SAN DIEGO – It’s an argument you might have heard from nativist Republicans in the Southwest, as well as from union-friendly Democrats in the Rust Belt: “The Mexicans are coming to take your jobs!”
You had better believe it. I know a hardworking Mexican-American radio host in Texas who has taken three of them.
I don’t always agree with Chris Salcedo, but I’m proud to call him a friend. His followers know him as the “Liberty Loving Latino,” and his voice has never been stronger.
Never miss a local story.
As a Latino conservative who supports Donald Trump and thinks liberalism will ruin America, Salcedo is the stereotype-busting powerhouse of the airwaves. Over the last quarter-century, he has climbed the ladder, thanks to talent, breaks, hustle, networking, perseverance and sweat.
The 45-year-old has a degree in the dramatic arts and initially wanted to be an actor. But he has been performing on a different stage, working in radio and television for most of his life -- in his native Southern California, in Washington, D.C., and most recently, in Texas. And all the dues-paying has finally been rewarded.
Salcedo now has not one, not two, but three daily two-hour radio shows broadcasting from the Lone Star State. That means the married father of three girls -- ages 9, 13 and 15 -- spends 30 hours a week talking on the air, and he still makes it home each night to have dinner with his family.
Even among longtime radio professionals, this kind of workload is virtually unheard of.
Not bad for a guy whose memory of his first radio job, in his early 20s, summons the smell of freshly baked rolls because the tiny radio studio in a small town not far from San Diego was located above a bakery.
Salcedo started out writing the news for others to read, and soon he was reading it himself. Then came a stint as the weatherman for a local TV station, and a move to Dallas to take a job as a reporter. By the time Washington beckoned with an offer to co-anchor a national morning radio show, he was eager to break out of the straitjacket of objective journalism.
Like everyone in broadcast media, Salcedo got jobs and lost jobs, and had his plans turned upside down.
“I was under the illusion that I was in control,” he told me. “It’s not true. It’s great to have a plan, but you have to be ready to change it.”
The change that Salcedo made, just three years ago, was to go from an employee to a brand.

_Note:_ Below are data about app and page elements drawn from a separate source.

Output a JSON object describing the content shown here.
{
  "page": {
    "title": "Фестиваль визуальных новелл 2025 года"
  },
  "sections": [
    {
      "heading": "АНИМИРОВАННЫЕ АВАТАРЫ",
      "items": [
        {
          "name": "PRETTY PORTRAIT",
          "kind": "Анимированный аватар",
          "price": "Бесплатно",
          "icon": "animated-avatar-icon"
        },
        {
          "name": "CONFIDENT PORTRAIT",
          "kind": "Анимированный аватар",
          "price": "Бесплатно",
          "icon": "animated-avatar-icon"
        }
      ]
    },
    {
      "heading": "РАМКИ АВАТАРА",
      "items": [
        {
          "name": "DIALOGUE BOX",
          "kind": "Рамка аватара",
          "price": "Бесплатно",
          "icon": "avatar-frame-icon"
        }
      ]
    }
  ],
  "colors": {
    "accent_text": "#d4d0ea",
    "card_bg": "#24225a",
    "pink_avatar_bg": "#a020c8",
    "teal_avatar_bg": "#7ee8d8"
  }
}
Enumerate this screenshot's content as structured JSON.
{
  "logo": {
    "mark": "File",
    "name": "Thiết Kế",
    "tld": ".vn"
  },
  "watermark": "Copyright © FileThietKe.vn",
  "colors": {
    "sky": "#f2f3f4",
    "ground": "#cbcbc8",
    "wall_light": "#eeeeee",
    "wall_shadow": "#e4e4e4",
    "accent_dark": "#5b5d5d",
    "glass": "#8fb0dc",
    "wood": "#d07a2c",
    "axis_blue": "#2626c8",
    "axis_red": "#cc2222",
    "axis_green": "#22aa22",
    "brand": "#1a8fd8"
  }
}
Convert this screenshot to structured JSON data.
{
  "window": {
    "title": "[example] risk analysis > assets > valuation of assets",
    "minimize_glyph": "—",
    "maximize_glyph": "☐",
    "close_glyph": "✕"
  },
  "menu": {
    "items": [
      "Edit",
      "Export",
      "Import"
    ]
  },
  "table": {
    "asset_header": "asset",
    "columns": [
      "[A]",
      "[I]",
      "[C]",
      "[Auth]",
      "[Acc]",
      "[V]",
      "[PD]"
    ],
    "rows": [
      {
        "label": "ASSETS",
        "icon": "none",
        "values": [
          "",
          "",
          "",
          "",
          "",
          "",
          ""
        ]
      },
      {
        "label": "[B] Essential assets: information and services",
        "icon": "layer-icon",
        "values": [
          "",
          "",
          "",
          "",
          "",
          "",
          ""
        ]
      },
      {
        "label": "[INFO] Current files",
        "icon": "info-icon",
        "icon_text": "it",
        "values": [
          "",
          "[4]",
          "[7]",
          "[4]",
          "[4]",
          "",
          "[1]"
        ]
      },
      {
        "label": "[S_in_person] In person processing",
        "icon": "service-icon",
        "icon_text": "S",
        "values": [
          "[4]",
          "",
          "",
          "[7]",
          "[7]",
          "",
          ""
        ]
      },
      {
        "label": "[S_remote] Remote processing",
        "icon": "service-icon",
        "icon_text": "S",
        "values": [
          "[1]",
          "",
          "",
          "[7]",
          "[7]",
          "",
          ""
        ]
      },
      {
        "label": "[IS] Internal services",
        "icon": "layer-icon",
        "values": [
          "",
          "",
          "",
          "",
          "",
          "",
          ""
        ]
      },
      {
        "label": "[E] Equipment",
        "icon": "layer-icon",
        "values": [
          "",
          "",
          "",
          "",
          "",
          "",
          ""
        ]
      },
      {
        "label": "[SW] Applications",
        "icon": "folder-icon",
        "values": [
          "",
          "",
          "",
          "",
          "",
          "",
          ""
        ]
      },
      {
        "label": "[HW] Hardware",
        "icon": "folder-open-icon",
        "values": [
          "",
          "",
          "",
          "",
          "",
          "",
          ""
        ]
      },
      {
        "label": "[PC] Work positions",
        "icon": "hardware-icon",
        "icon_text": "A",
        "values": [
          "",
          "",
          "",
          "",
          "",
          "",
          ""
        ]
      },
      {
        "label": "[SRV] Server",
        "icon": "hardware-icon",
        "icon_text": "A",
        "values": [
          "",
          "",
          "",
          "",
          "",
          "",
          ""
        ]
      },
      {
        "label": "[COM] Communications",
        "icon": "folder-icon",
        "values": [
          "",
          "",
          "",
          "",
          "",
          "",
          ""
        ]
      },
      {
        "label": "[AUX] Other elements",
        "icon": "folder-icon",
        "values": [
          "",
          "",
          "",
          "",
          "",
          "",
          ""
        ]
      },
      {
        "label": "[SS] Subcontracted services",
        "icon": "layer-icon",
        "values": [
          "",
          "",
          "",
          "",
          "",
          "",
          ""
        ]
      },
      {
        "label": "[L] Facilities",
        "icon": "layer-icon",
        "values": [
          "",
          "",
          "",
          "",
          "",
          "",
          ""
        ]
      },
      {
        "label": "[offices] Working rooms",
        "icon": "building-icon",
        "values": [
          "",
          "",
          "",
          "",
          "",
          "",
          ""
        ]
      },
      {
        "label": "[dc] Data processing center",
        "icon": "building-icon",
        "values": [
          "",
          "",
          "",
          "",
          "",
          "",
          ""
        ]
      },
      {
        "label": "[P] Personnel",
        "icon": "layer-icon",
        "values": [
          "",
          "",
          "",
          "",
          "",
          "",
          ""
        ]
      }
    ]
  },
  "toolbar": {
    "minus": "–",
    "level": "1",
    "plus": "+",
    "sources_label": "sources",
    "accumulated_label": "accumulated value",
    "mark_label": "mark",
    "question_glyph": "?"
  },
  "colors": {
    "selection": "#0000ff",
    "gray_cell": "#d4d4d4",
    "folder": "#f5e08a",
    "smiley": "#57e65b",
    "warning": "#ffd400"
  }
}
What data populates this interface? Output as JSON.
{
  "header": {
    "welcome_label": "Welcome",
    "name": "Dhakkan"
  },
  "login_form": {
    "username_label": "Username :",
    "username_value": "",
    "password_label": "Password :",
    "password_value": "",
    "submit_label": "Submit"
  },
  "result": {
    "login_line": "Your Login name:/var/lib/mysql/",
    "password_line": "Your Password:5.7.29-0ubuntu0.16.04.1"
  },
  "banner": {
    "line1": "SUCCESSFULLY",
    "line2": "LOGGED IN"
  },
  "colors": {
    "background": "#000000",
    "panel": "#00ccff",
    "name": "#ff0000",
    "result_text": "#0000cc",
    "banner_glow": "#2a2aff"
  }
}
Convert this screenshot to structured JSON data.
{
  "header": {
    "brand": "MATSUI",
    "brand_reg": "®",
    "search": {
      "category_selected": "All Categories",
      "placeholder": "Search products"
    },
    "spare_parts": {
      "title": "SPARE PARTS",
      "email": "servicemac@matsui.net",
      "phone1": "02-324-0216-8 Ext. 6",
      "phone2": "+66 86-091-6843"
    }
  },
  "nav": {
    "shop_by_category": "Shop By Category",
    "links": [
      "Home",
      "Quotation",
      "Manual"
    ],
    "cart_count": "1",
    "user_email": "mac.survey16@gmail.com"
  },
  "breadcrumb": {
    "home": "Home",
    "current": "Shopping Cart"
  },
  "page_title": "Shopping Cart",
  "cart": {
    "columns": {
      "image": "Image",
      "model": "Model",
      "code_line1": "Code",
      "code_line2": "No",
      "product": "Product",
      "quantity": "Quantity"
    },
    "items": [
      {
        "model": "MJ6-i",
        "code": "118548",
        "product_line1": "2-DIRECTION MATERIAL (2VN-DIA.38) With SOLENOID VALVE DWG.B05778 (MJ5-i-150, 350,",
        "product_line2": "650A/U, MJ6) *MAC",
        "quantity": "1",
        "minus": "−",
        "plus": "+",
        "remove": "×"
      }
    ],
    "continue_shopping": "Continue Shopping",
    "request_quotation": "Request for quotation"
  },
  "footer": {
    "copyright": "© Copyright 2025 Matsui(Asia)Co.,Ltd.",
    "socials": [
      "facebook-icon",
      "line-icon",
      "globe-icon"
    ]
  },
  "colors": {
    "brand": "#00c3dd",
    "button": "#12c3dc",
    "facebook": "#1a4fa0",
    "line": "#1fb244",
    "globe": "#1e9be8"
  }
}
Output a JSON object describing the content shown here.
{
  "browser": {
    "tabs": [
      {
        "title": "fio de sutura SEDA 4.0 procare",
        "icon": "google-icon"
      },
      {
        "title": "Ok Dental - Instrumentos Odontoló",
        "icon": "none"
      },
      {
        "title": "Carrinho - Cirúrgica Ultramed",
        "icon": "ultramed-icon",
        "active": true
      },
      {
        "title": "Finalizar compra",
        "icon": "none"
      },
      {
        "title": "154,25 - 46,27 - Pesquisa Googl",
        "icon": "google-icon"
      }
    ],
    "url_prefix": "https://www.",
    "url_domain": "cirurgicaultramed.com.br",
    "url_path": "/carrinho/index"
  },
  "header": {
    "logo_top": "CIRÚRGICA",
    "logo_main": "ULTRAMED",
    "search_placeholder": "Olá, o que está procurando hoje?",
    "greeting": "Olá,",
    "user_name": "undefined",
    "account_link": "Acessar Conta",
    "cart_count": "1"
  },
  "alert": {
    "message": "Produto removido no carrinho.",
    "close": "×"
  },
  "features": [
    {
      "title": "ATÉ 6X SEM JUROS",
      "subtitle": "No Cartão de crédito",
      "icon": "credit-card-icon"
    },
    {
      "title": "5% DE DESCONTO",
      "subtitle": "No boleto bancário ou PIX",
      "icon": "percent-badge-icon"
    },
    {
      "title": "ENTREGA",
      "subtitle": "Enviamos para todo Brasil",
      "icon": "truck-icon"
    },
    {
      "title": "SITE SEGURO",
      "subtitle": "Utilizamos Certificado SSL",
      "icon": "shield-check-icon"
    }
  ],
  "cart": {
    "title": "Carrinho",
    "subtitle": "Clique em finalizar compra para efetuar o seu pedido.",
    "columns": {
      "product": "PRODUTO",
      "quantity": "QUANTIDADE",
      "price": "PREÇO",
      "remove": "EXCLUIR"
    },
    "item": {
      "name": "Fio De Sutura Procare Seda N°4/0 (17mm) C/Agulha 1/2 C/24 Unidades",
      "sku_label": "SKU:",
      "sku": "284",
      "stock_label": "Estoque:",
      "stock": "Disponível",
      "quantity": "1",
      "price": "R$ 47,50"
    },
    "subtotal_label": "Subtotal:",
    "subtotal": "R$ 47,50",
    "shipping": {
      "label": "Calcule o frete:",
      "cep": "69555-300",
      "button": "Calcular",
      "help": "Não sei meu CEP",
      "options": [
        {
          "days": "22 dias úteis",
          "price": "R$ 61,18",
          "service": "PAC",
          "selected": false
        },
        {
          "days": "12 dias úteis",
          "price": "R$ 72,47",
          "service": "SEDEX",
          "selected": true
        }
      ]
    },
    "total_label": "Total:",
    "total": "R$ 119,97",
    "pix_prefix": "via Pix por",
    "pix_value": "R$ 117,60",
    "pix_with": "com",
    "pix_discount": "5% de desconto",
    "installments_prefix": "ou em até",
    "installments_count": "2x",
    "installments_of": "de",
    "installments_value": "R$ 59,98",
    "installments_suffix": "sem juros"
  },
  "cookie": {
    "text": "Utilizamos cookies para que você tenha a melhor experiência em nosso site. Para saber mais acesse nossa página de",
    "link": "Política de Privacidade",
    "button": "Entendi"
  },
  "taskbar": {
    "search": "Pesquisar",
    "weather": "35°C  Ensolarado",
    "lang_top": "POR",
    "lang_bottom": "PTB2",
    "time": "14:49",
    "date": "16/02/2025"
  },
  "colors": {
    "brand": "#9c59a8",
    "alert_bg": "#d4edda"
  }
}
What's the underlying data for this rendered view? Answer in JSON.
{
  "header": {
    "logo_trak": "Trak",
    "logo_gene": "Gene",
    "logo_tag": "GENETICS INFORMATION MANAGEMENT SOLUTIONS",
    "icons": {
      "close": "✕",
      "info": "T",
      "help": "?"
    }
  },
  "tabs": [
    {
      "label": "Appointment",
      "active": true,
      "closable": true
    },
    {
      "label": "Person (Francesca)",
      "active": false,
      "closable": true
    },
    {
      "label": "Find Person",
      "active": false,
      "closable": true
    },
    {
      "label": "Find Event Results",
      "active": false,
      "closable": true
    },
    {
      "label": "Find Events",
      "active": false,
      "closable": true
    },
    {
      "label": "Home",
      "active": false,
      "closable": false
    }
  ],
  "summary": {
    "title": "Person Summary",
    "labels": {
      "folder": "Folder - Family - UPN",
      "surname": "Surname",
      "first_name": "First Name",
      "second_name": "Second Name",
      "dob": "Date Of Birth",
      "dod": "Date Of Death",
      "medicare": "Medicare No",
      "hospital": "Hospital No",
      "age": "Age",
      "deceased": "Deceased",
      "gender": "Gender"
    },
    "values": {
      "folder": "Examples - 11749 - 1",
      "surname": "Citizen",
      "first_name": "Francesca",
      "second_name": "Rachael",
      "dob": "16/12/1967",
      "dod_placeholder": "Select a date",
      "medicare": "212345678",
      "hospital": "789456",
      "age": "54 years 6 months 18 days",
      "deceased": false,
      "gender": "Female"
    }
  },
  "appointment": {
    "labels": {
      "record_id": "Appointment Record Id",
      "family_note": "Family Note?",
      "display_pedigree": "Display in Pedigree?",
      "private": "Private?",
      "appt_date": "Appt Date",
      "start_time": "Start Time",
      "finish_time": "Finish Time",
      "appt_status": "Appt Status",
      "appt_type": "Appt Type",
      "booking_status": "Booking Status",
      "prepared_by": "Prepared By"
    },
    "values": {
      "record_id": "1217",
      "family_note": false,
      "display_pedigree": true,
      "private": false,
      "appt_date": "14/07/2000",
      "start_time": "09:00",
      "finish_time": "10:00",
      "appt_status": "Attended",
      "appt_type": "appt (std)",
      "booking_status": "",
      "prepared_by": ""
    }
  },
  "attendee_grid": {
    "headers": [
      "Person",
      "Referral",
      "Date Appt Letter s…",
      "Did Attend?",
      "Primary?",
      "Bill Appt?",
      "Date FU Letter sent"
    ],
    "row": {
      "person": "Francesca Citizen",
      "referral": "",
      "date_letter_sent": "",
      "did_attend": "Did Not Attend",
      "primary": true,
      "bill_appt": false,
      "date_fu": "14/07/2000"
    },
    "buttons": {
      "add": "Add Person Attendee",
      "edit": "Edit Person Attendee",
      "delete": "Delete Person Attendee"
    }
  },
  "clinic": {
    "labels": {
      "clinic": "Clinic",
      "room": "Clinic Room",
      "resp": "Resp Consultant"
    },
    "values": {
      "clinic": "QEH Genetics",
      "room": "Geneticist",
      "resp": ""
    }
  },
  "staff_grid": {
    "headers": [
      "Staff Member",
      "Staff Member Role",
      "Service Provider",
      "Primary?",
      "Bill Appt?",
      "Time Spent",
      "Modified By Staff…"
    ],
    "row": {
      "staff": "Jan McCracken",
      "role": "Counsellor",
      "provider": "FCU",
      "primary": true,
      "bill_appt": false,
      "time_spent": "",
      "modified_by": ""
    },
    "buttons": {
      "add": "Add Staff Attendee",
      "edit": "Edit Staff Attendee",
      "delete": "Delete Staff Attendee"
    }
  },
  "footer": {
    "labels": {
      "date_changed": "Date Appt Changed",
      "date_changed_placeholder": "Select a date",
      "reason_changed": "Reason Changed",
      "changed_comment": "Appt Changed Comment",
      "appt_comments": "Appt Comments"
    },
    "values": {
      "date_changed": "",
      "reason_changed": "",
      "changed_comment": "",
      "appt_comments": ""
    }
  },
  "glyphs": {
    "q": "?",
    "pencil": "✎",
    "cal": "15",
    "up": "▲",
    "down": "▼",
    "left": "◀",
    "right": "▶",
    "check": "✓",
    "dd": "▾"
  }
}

“I got tired of depending on other people, and their idea of what I needed to be,” he said. “So I created the idea of ‘The Chris Salcedo Show.’”
It was a good idea. With a morning show on WBAP-820 AM in Dallas, an afternoon show on KSEV-700 AM in Houston, and a national show on Glenn Beck’s digital creation, TheBlaze Radio Network, Salcedo is talking up a storm.
“I like what I do on radio,” he said. “I have the ability to express my opinions. In a more structured news environment, it wouldn’t be as much fun. Here, I get to do my kind of radio.”
Salcedo’s kind of radio revolves around what he calls “the beer factor.” It’s about making listeners feel as if they want to have a beer with him. And that’s all about being authentic.
“People can tell when you’re being you,” he said.
This being an election year, I asked my friend why he became a conservative.
“Because I recognize why the U.S. has been a success,” he said. “As we lean toward liberalism, we become less successful -- in race relations, foreign policy, domestic policy.”
As for backing Trump -- a position that, according to the polls, is shared by only one in five Latinos -- Salcedo insists the Republican nominee is the most “pro-America” choice on the ballot. And while many Latinos consider Trump’s words offensive, Salcedo doesn’t see it that way. For him, the immigration debate isn’t about race, but border security. He also maintains that Trump is giving voice to the concern shared by many Americans that the country has lost its way
Salcedo is determined to help get us back on track. And whether you agree with him or not, we can expect him to be part of the national discussion for many years to come.
Ruben Navarrette’s email address is firstname.lastname@example.org.